(Note – my mum made this for 6, but I’ve given quantities for 4, as not many people are mad enough to have a family of 6 these days)

(Leftover milk) cauli cheese

Serves 4, heartily

Ingredients

For the mashed potato:

700 grams floury potatoes such as white/red/King Edwards/Maris pipers
50 grams unsalted butter
50 ml milk

For the cheese sauce

500 ml milk
Aromatics – all optional but all lovely: freshly ground nutmeg, parsley stalks, leek tops/half an onion, parmesan rind
Salt & pepper
50 grams unsalted butter
90 grams plain flour
Around 100 grams strong cheese – whatever you like, including cheddar, parmesan, blue cheese, even emmental, gouda – this is a great way to clear the fridge
1 teaspoon mustard

Optional: 1 tin whole plum tomatoes

Tools

Colander
Saucepan with lid
Optional: pan and steamer
Saucepan
Balloon whisk
Scales
Serving bowl
Heatproof jug
Ovenproof dish

Time

About  an hour and a quarter (though around 35 minutes of that is the baking time)

Prep

Place the milk in a saucepan with any aromatics
Gently heat until about blood temperature and then leave for at least 5 minutes or up to a day
Remove any onion flavourings after half an hour

Method

Turn the oven to 180C

Make the mash

Steam or boil your potatoes with plenty of salt
Once they are cooked through, mash with plenty of butter
Only add enough milk to make the mash the right consistency for you; you can use more if you like
If you have a potato ricer or mouli, this is the time to break it out – you want a really creamy mashed potato.  No lumps thanks.

Make white sauce

Strain any aromatics from your milk
Place a saucepan on the hob and melt the butter
Add the flour and, using the balloon whisk or a fork, mix the flour in
Splash in about 50ml of the milk and make a thick paste
Keep on adding around 50ml of milk, whisking until all the flour/butter mixture is combined
Bring gently to the boil and, once it’s popping gently, turn the heat down and stir occasionally for 5 minutes
Add in the cheese/cheeses and mustard (if using)

Steam the cauliflower for about 15 minutes, so that it’s not fully raw

Mix the half-cooked cauli and cheese sauce together

Assemble the dish
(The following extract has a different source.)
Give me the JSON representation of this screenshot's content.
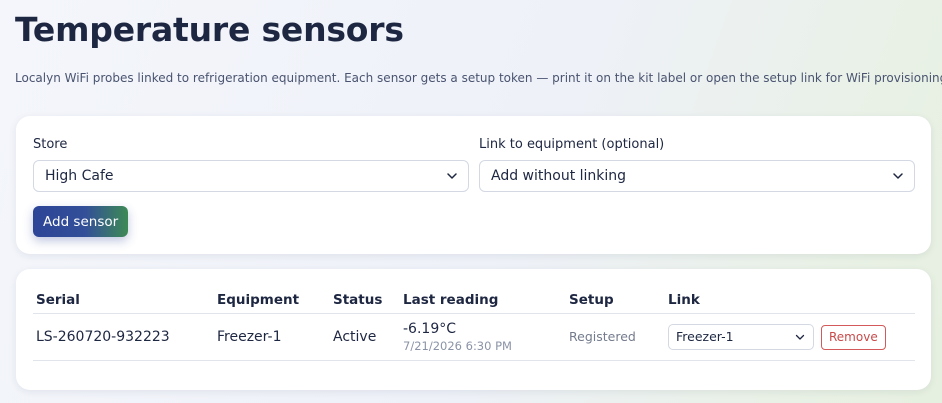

Squash the mash around the edge of your oven-proof dish
Next, pour in the cauliflower cheese
If using the tomatoes, make a well in the middle and pour in
Cover with a thin layer of grated cheese

NOTE – if freezing the whole dish, leave it to cool, cover, label then freeze

Bake for about 20 minutes, or until the cauliflower is cooked through

Storage/further meals

If you’re not planning to eat this dish within 3 days I’d play it safe and pop it in the freezer

Got a question? Ingredient you need help with? Get in touch:

ann@storrcupboard.com

Leftover roast (turkey, chicken, pork …) sarnie

Leftover roast (turkey, chicken, pork …) sarnie

(This is an updated post from last year)

Okay yes it’s a sandwich BUT, it’s to illustrate a point… and yes it’s a horrible photo, but I’ve been learning a lot and I hate to make food to just photograph it.

A lot of people aren’t keen on freezing cooked meat.  Once it’s been cooked, you have killed off potentially dangerous bacteria.  Take your leftover turkey and slice it.  Once it’s totally cool, place it in freezer bags or containers.  If you want to have a couple of slices here and there for sandwiches, or noodle bowls or salads, place sheets of greaseproof paper between the slices of turkey as they freeze.  If you’re short of space (I have two kids one dog and a three drawer freezer), you can take the frozen pieces and transfer them to a bag which can squish into smaller spaces.

The meat can be defrosted by sitting on a cooling rack or plate and eaten within a day. This turkey had been in my freezer for two months before I added it to an avocado baguette.  And it was great and cheap and easy.

Got questions?  Please just get in touch ann @ storrcupboard.com

Happy food-waste-busting!

 

 

 

Got a question? Ingredient you need help with? Get in touch:

ann@storrcupboard.com